All pregnant and breastfeeding women must take vitamin D, a coroner in London has urged.
Coroner Andrew Walker wrote a letter to Health Secretary Andrew Lansley after he held an inquest last week into the death of a three-month-old boy.
In his letter, Walker said that the boy, Milind Agarwal, was taken to the doctor in July with symptoms of a probable viral infection.
He was sent home with saline nasal drops. A later telephone consultation with another doctor led to his parents being advised to give him paracetamol.
But his mother and father still had concerns and called an ambulance. Their son was taken to Northwick Park Hospital in north London ''where it was recognised he was seriously unwell'.
Later, the baby died from septic inflammation of the heart against a background of an abnormal aortic heart valve.
A consultant paediatric pathologist told the coroner's court that vitamin D deficiency played a role in progression of the infection and suggested all pregnant and breastfeeding women be prescribed vitamin D daily.
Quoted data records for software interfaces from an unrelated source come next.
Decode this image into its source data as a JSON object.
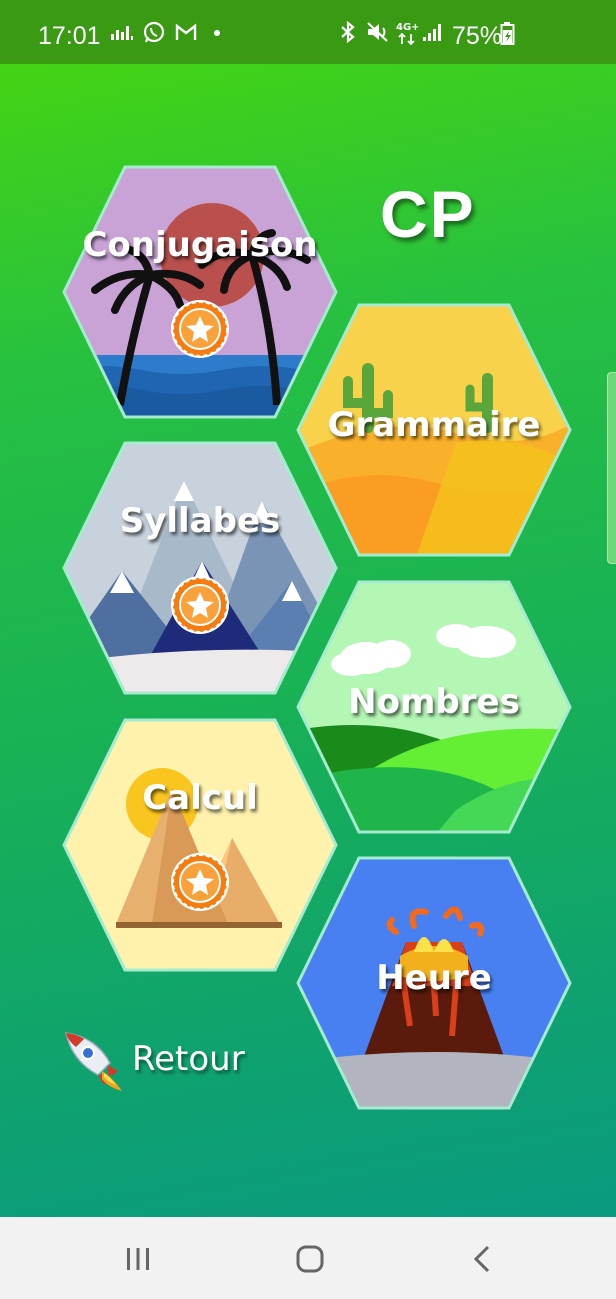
{
  "status_bar": {
    "time": "17:01",
    "battery": "75%",
    "left_icons": [
      "activity-icon",
      "whatsapp-icon",
      "gmail-icon",
      "dot-icon"
    ],
    "right_icons": [
      "bluetooth-icon",
      "mute-icon",
      "4g-signal-icon",
      "signal-bars-icon",
      "battery-charging-icon"
    ]
  },
  "title": "CP",
  "tiles": [
    {
      "label": "Conjugaison",
      "star": true
    },
    {
      "label": "Grammaire",
      "star": false
    },
    {
      "label": "Syllabes",
      "star": true
    },
    {
      "label": "Nombres",
      "star": false
    },
    {
      "label": "Calcul",
      "star": true
    },
    {
      "label": "Heure",
      "star": false
    }
  ],
  "back_label": "Retour",
  "colors": {
    "status_bar": "#3a9a14",
    "gradient_top": "#44d414",
    "gradient_bottom": "#0a9a80",
    "hex_border": "#a6ead0",
    "badge_orange": "#f57c10",
    "navbar": "#f2f2f2"
  },
  "nav_bar": [
    "recent-apps-icon",
    "home-icon",
    "back-icon"
  ]
}
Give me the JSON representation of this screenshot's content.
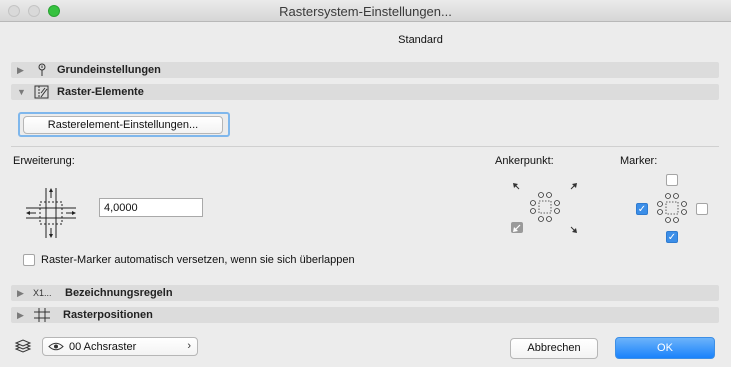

In his letter, Walker told Lansley that consideration should be given 'to increasing public awareness of vitamin D deficiency', the Telegraph reported.
In particular all pregnant and breastfeeding mothers should receive 10mcg of Vitamin D every day, he said.
Research has previously found that pregnant women and those trying to conceive are lacking vitamin D.
Vitamin D is found in small quantities in a few foods such as oily fish, eggs and liver, and in fortified foods such as margarine, breakfast cereals and powdered milk.
But pregnant women are advised to avoid liver and liver products, raw or under-cooked eggs and to limit their intake of certain fish such as tuna.